Having her songwriting feed her painting, and her artistic style being fed by music, she felt the need to release a video for her latest song… “because my songs are so visual to me.”
This first time into the fray for creating a music video accompanies her latest (single dropped November 7th) titled Phoenix Rising. “It’s exciting! It’s a heightened release for me because it’s the first time I’ve done an official video. It’s a longer birthing process, as I recorded the song a year ago now. I’ve been holding onto this song because after I wrote it I really felt like I wanted a visual for this song and I wanted that visual to include a female dancer.”
When you listen to the song, the title isn’t mentioned. Lara says, “it was the imagery that I had in my head as I was writing it. I felt like I was falling apart, but I knew that also meant that out of the chaos something new was being born. It felt like this very feminine, empowering image that people relate to. People know what a phoenix rising is. They know what it means, and that it is about rising up and overcoming and renewing.

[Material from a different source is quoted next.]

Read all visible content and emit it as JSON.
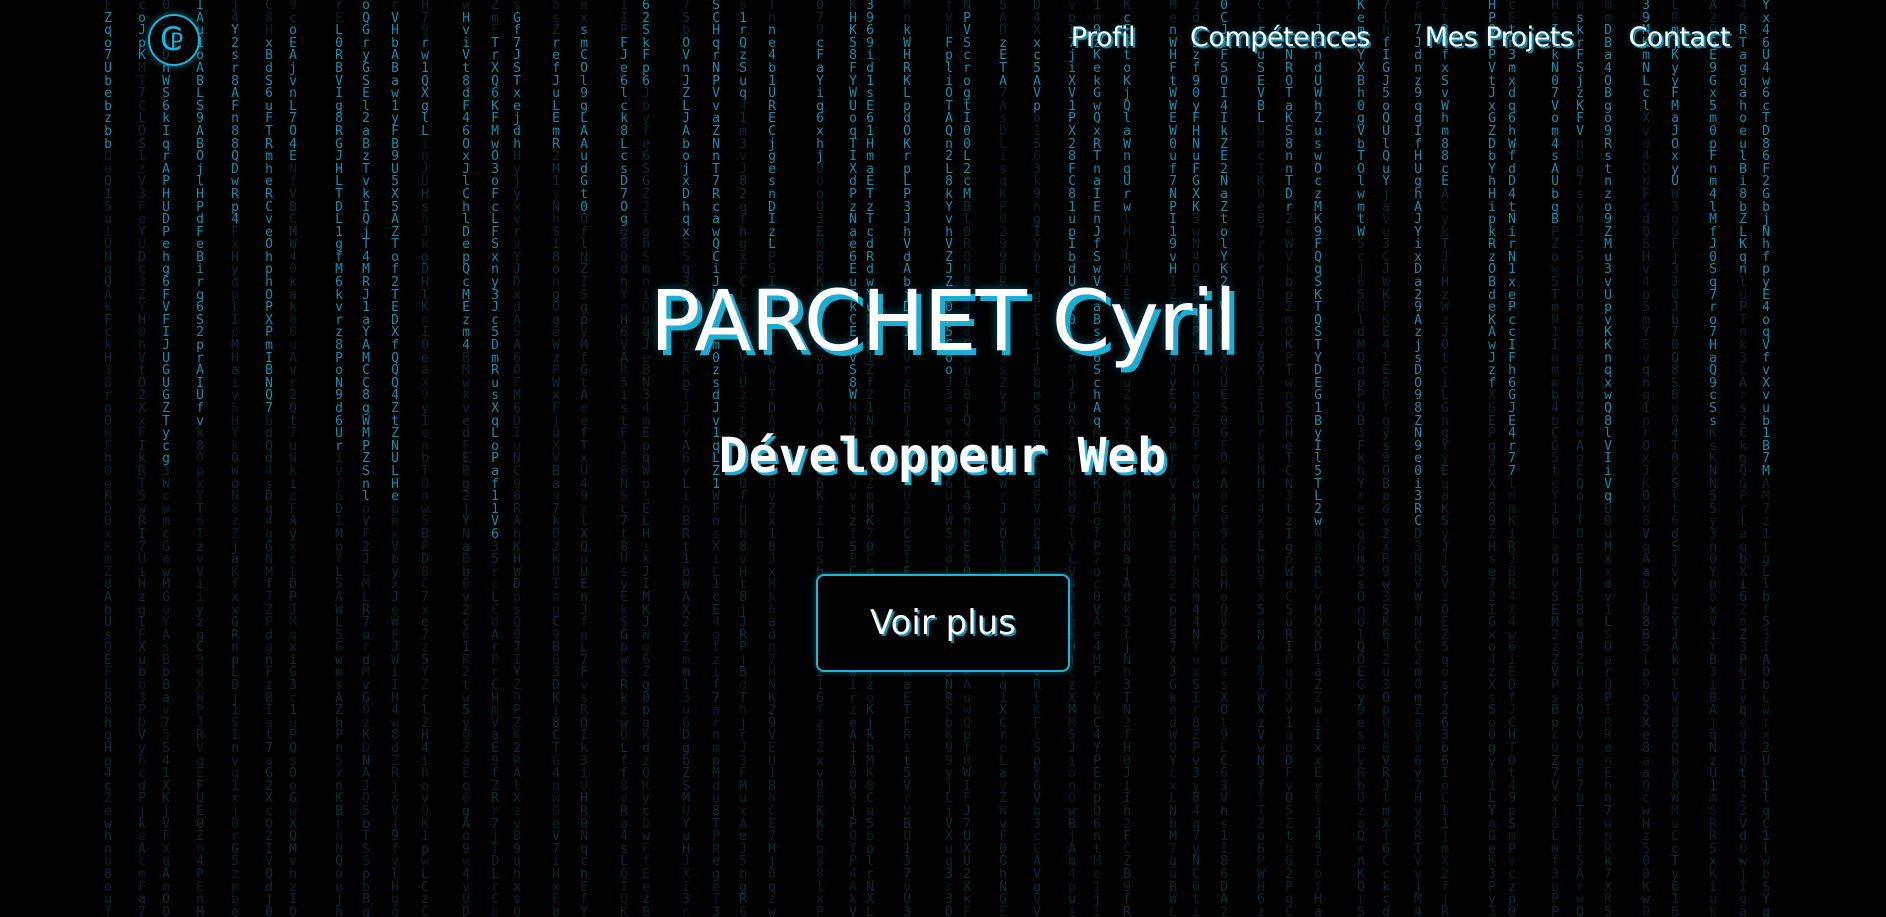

That’s what the theme of the song is. A lot of my song titles are something from the lyrics, but I liked that this wasn’t, that it was a broader concept.”
Artist or not, everyone can identify with heartache and hardship. Picking yourself up and continuing to struggle on is engrained in the human condition. Many artists have a play list or a go to album that gets them in the right mindset to create. For Oshon, as a songwriter, outer peace releases her inner chaos. “I create more from silence. I create by myself, and what helps me is getting out of my head and just being in a place where I’m feeling relaxed, where I feel kind of quiet. Not always feeling quiet inside, because I could be feeling a really intense emotion, but where I’m in touch with what’s going on inside of me; not thinking too much or feeling busy. I don’t listen to music when I’m creating because I just want to hear the music that’s inside of me.”

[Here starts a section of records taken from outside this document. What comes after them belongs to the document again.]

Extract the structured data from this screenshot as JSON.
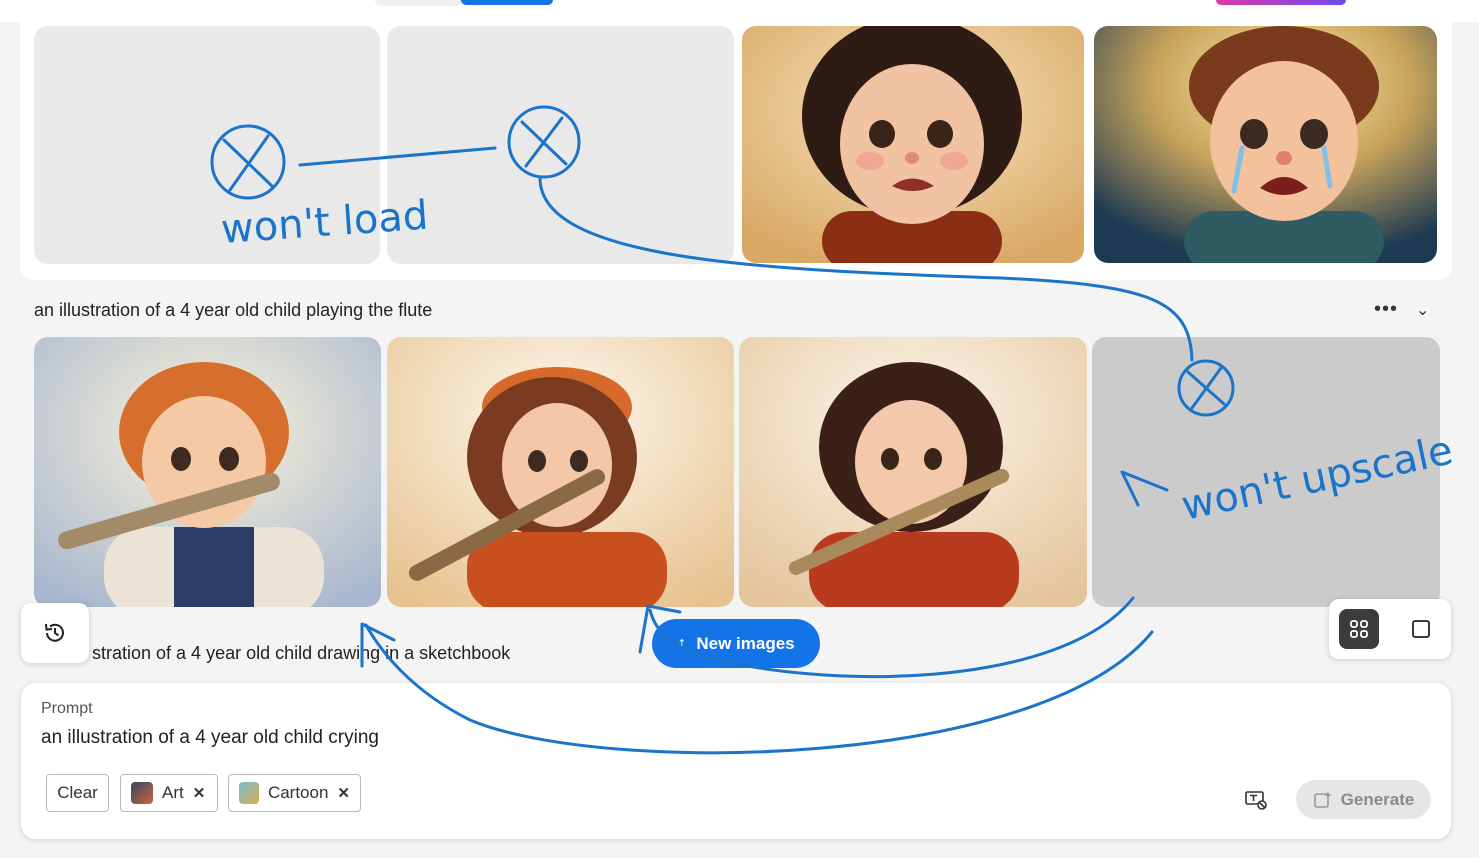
{
  "row_one": {
    "images": [
      {
        "status": "empty"
      },
      {
        "status": "empty"
      },
      {
        "status": "image",
        "subject": "girl crying"
      },
      {
        "status": "image",
        "subject": "boy crying"
      }
    ]
  },
  "row_two": {
    "title": "an illustration of a 4 year old child playing the flute",
    "more_icon": "more-dots-icon",
    "collapse_icon": "chevron-down-icon",
    "images": [
      {
        "status": "image",
        "subject": "boy playing flute"
      },
      {
        "status": "image",
        "subject": "girl in hat playing flute"
      },
      {
        "status": "image",
        "subject": "girl playing flute"
      },
      {
        "status": "empty"
      }
    ]
  },
  "row_three": {
    "title": "an illustration of a 4 year old child drawing in a sketchbook",
    "visible_title": "stration of a 4 year old child drawing in a sketchbook"
  },
  "history": {
    "icon": "history-icon"
  },
  "new_images": {
    "label": "New images",
    "icon": "arrow-up-icon"
  },
  "view_toggle": {
    "grid_icon": "grid-view-icon",
    "single_icon": "single-view-icon",
    "active": "grid"
  },
  "prompt": {
    "label": "Prompt",
    "value": "an illustration of a 4 year old child crying",
    "clear_label": "Clear",
    "chips": [
      {
        "label": "Art",
        "icon": "art-style-thumbnail"
      },
      {
        "label": "Cartoon",
        "icon": "cartoon-style-thumbnail"
      }
    ],
    "text_settings_icon": "text-settings-icon",
    "generate_label": "Generate",
    "generate_icon": "generate-sparkle-icon"
  },
  "annotations": {
    "wont_load": "won't load",
    "wont_upscale": "won't upscale"
  },
  "colors": {
    "accent": "#1473e6",
    "annotation_ink": "#1a74c9",
    "disabled_bg": "#e6e6e6"
  }
}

Lara is also promoting a T-shirt campaign called Rise Up. It’s running in tandem with the Phoenix Rising release. Lara explains, “It has its own life, and it really morphed into a larger fundraiser than I had originally intended because there were so many things that were engaging my heart in the world that I wanted to connect it to. It started with one organization, but then I decided to broaden it to five that touch on a lot of different things that really matter to me and I feel are culturally relevant.”
Oshon has them hand printed by a female-owned business in downtown
You can find and order them here: laraoshon.com/store/
Phoenix Rising single available on iTunes, Amazon & Spotify.
And don’t miss her music video.
Lara Oshon YouTube Channel.
Link can be found under our video tab.